Amizade in Tanzania: A Safari Adventure Through the Serengeti

by Amizade Global Service-Learning

Often when an outsider thinks of Africa, they imagine a grassy landscape with herds of zebra, enormous elephants, and lions preying on gazelle. They envision a relatively unpopulated world of thatched huts, towering giraffes, and tourists wearing rather unflattering safari hats. For the most part, this is rarely the case. Africa has now become a continent of many highly populated cities, networks of roads and highways, cellular phones, and the Internet. This is not to say, however, that the grassy landscapes full of wildlife no longer exist, and when Amizade volunteers travel across Tanzania through the Serengeti, they have an opportunity to experience the excitement of a safari adventure.

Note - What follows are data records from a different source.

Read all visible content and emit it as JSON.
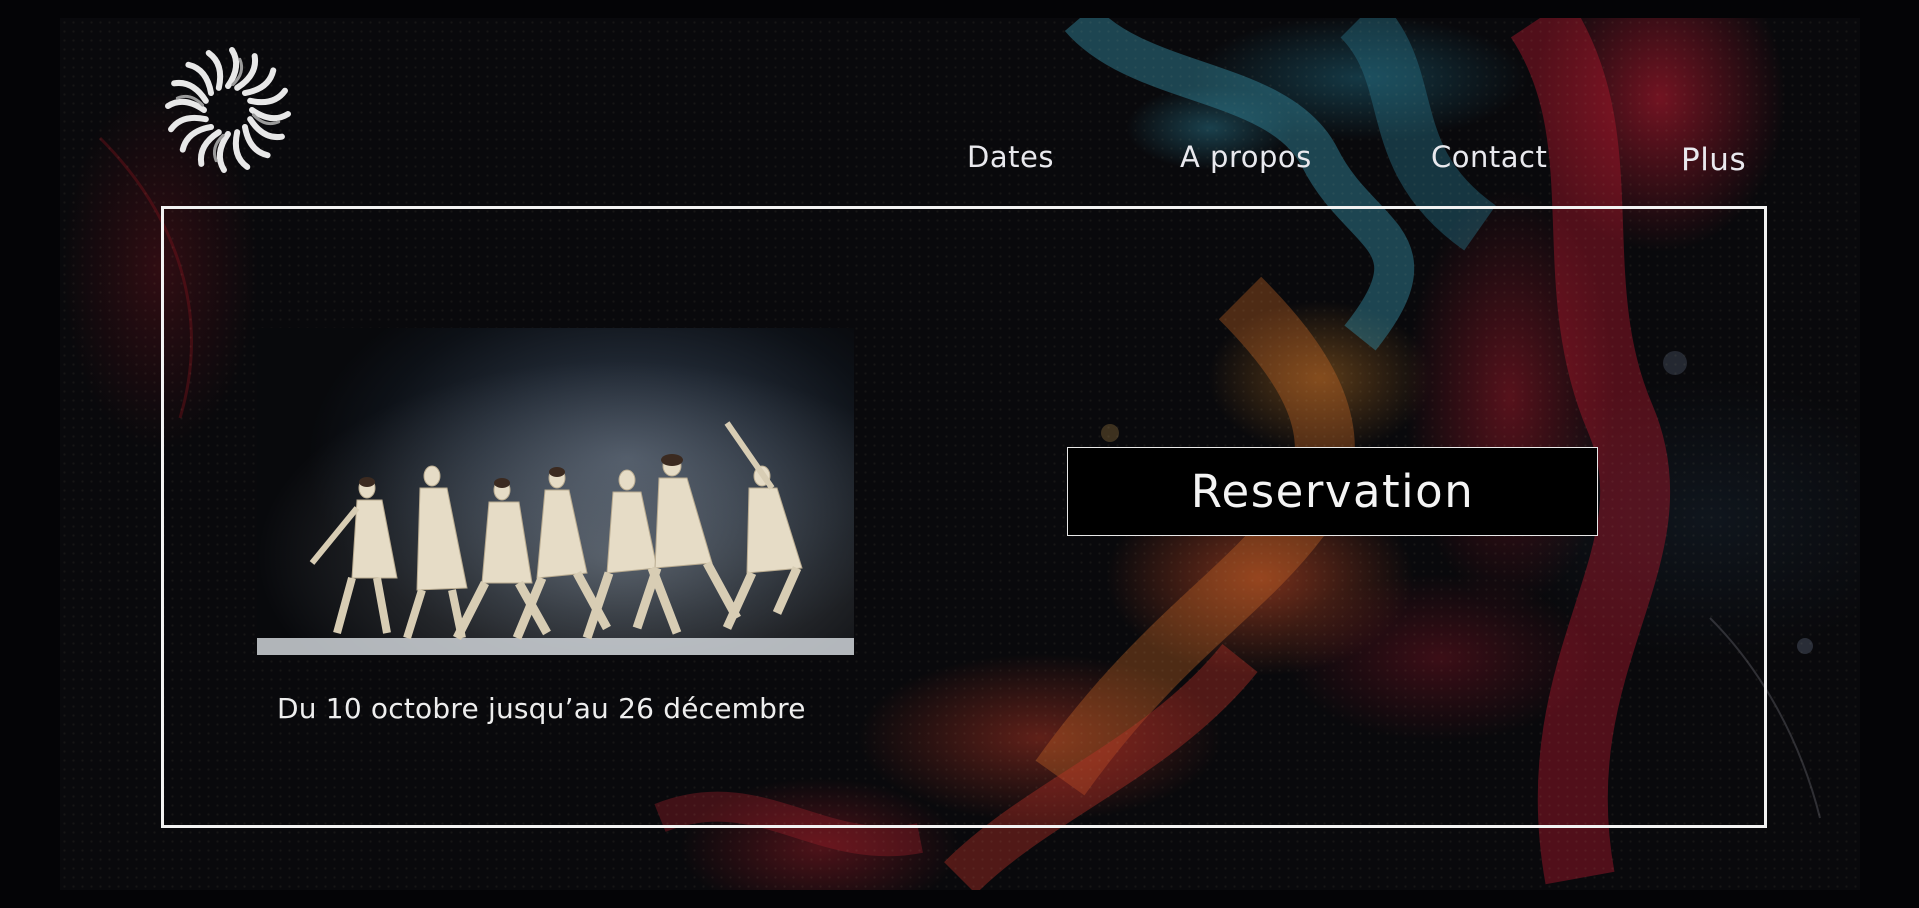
{
  "nav": {
    "items": [
      {
        "label": "Dates"
      },
      {
        "label": "A propos"
      },
      {
        "label": "Contact"
      },
      {
        "label": "Plus"
      }
    ]
  },
  "hero": {
    "date_range": "Du 10 octobre jusqu’au 26 décembre",
    "reservation_label": "Reservation",
    "photo_icon": "dance-performance-photo"
  },
  "logo": {
    "icon": "swirl-logo-icon"
  },
  "colors": {
    "background": "#040406",
    "text": "#eeeeee",
    "frame_border": "#f2f2f2",
    "button_bg": "#000000"
  }
}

The word Serengeti originates from the Massai word “serengit”, which means “Endless Plains”. Given the 30,000 square kilometers that this ecosystem spans, from northern Tanzania to southwestern Kenya, the name is fitting. The Serengeti is an immense and diverse landscape full of forests, swamps, grasslands, and woodlands, as well as over 70 different species of mammal and nearly 500 species of bird. The area is also home to the Great Migration, an annual migration of over 2 million mammals, including wildebeest and zebra, which is considered one of the ten natural travel wonders of the world. Amizade volunteers have the chance to journey on safari vehicles across this extraordinary region, as they travel from the Karagwe District in northern Tanzania to the stunning beaches of Zanzibar. During their excursion, volunteers get to witness the immensity of wildlife, as well as marvel at the vast beauty of the landscape. West Virginia University student, Kelsey Openheimer, who spent the past Spring Semester with Amizade in Tanzania, discussed her safari experience: “The safari trip in Tanzania definitely exceeded my expectations. Some of the most exciting wildlife that we saw were lions, elephants, many wildebeest, and a cheetah in the distance”. Kelsey went on to describe one of the more incredible aspects of the safari in the Serengeti: “A really exciting part of the trip was camping near the Ngorongoro Crater, and being able to wake up to the view of the crater. I would definitely recommend the safari trip to anyone who hasn’t gone”.

The safari trip across the Serengeti is a significant aspect of an Amizade program in Tanzania, a well-rounded program full of important service and exciting adventure. Understanding the environment and landscape of a region is vital to understanding its culture and people. When Amizade volunteers travel across the Tanzania and through the Serengeti, they are able to take in the vastness of the region and gain a better knowledge of the environment and the people within. Though many parts of Africa are transitioning from small villages and open grasslands to dense urban centers and major highways, it is important to see that these extraordinary natural regions still exist, still full of marvelous wildlife and adventure.


Want to Learn More?

For more information on spending a semester with Amizade in Tanzania, please visit : Tanzania Fall Semester 2011.